Work order: The answer must be every line of the data that holds the word "用户数据保留or不保留".

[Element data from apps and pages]
▶

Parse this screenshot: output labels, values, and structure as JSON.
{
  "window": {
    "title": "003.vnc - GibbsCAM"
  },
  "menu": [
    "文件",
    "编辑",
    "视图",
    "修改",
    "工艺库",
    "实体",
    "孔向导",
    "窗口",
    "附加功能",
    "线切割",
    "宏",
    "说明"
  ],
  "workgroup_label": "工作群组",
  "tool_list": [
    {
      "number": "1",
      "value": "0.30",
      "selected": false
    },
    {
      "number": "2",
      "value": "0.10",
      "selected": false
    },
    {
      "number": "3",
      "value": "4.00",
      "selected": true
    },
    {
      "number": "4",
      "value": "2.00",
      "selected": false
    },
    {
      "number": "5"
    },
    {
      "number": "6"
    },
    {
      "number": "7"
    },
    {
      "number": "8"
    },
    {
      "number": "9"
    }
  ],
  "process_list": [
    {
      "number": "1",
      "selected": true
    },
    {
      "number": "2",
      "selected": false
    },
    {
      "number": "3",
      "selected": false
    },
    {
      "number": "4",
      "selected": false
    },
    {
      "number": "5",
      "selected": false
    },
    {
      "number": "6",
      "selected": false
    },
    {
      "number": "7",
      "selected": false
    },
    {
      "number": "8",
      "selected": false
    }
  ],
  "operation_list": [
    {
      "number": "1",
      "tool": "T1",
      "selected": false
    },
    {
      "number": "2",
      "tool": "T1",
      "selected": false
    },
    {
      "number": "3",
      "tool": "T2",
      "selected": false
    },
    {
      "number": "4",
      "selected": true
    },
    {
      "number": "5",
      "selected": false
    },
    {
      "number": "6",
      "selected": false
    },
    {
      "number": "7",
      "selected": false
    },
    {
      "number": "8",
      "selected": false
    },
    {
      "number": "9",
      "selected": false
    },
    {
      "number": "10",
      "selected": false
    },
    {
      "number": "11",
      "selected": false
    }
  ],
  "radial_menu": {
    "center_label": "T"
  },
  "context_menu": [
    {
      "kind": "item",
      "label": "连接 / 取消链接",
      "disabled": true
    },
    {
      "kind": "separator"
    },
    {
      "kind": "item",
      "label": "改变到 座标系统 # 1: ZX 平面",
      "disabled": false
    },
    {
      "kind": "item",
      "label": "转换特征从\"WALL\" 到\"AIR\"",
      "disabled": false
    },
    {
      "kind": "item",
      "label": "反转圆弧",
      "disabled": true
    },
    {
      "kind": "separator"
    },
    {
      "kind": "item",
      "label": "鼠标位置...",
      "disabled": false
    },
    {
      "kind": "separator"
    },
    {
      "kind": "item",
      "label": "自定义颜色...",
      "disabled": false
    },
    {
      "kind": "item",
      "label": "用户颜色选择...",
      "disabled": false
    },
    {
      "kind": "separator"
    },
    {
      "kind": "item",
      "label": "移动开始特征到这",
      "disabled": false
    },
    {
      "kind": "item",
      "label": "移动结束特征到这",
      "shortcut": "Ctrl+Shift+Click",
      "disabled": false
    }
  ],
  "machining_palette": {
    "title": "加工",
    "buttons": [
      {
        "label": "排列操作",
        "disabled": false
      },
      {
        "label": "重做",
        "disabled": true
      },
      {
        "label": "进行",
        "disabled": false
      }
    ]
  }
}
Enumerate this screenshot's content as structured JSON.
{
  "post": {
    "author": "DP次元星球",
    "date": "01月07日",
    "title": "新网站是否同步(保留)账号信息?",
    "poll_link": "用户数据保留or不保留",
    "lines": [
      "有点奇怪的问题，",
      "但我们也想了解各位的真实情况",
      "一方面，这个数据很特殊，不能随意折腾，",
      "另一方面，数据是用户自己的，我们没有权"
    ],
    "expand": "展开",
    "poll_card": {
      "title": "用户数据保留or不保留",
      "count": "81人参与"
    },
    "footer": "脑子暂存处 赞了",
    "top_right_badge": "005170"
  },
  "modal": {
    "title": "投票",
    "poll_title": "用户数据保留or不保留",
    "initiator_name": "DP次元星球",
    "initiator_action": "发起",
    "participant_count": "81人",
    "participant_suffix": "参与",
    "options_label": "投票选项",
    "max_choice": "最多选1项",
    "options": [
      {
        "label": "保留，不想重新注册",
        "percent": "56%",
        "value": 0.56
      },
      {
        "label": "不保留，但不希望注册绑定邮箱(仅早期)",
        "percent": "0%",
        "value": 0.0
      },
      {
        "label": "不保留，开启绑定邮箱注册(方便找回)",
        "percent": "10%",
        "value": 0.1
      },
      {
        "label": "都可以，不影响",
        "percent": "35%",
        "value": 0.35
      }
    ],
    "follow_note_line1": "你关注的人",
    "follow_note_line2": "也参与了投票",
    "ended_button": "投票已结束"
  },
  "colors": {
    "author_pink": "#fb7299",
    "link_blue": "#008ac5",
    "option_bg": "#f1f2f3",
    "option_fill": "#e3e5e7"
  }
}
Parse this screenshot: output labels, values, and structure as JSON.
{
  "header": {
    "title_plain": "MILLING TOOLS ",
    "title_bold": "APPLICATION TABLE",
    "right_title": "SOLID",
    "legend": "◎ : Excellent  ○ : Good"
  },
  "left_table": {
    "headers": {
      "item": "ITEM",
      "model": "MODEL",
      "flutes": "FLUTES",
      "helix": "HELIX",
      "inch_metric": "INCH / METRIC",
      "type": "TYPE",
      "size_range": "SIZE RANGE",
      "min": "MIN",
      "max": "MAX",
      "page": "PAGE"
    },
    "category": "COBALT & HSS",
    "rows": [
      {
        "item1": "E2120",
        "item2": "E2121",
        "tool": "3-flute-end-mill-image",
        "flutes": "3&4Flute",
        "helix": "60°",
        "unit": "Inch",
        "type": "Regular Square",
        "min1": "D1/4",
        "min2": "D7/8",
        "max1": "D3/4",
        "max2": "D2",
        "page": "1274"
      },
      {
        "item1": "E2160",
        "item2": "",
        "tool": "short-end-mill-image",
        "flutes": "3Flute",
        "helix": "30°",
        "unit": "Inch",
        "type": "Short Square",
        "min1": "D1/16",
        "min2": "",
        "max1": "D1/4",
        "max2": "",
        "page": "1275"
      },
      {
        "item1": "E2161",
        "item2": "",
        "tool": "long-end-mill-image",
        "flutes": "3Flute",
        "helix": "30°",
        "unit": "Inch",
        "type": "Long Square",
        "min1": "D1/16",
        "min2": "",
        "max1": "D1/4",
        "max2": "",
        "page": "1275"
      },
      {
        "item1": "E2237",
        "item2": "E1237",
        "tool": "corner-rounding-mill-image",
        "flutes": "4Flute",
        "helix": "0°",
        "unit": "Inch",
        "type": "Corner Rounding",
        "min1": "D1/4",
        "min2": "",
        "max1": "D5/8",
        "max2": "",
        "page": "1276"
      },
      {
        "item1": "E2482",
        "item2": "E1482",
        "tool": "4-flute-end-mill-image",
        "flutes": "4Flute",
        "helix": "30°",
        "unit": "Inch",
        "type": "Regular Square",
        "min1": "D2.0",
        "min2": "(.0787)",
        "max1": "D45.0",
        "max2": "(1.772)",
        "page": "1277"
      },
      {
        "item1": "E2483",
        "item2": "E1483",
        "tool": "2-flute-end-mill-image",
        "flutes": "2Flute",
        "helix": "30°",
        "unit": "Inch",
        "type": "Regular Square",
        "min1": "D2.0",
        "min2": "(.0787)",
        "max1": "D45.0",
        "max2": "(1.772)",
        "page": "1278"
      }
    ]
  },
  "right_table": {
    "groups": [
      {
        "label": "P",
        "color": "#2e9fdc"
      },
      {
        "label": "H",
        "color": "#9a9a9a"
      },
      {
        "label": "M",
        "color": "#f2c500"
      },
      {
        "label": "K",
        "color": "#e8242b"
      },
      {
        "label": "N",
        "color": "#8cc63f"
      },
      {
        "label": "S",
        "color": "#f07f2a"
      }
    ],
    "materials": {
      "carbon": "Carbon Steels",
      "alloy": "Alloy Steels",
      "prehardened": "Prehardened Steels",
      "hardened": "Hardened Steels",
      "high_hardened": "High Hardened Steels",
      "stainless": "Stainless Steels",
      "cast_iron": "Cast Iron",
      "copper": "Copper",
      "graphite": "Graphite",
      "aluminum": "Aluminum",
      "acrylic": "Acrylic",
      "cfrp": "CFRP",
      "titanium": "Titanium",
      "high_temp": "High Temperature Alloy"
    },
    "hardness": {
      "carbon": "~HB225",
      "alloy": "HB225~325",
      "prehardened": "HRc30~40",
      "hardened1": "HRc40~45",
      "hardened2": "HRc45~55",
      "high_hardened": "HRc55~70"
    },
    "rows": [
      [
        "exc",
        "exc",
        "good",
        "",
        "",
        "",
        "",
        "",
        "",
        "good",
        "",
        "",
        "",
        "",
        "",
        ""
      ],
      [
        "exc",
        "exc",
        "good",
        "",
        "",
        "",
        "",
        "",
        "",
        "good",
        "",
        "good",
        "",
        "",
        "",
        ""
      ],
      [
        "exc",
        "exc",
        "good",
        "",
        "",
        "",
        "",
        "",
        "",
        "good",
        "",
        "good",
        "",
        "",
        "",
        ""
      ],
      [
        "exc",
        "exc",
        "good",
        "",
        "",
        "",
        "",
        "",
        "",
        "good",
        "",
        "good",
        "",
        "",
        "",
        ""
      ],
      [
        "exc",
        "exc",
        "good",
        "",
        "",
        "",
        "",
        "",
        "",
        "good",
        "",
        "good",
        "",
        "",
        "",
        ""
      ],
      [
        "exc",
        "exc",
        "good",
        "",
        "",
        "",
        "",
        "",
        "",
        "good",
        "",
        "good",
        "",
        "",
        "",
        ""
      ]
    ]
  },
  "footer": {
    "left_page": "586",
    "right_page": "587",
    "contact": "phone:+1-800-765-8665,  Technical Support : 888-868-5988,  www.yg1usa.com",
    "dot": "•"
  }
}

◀

Your solution:
    "poll_link": "用户数据保留or不保留",
      "title": "用户数据保留or不保留",
    "poll_title": "用户数据保留or不保留",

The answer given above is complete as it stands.